*** Block opens ***
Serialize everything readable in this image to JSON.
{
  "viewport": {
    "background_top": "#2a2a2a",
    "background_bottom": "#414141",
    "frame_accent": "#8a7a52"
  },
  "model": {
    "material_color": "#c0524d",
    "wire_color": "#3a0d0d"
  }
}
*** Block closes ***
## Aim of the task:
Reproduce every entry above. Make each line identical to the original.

## Solved problem:
Serialize everything readable in this image to JSON.
{
  "viewport": {
    "background_top": "#2a2a2a",
    "background_bottom": "#414141",
    "frame_accent": "#8a7a52"
  },
  "model": {
    "material_color": "#c0524d",
    "wire_color": "#3a0d0d"
  }
}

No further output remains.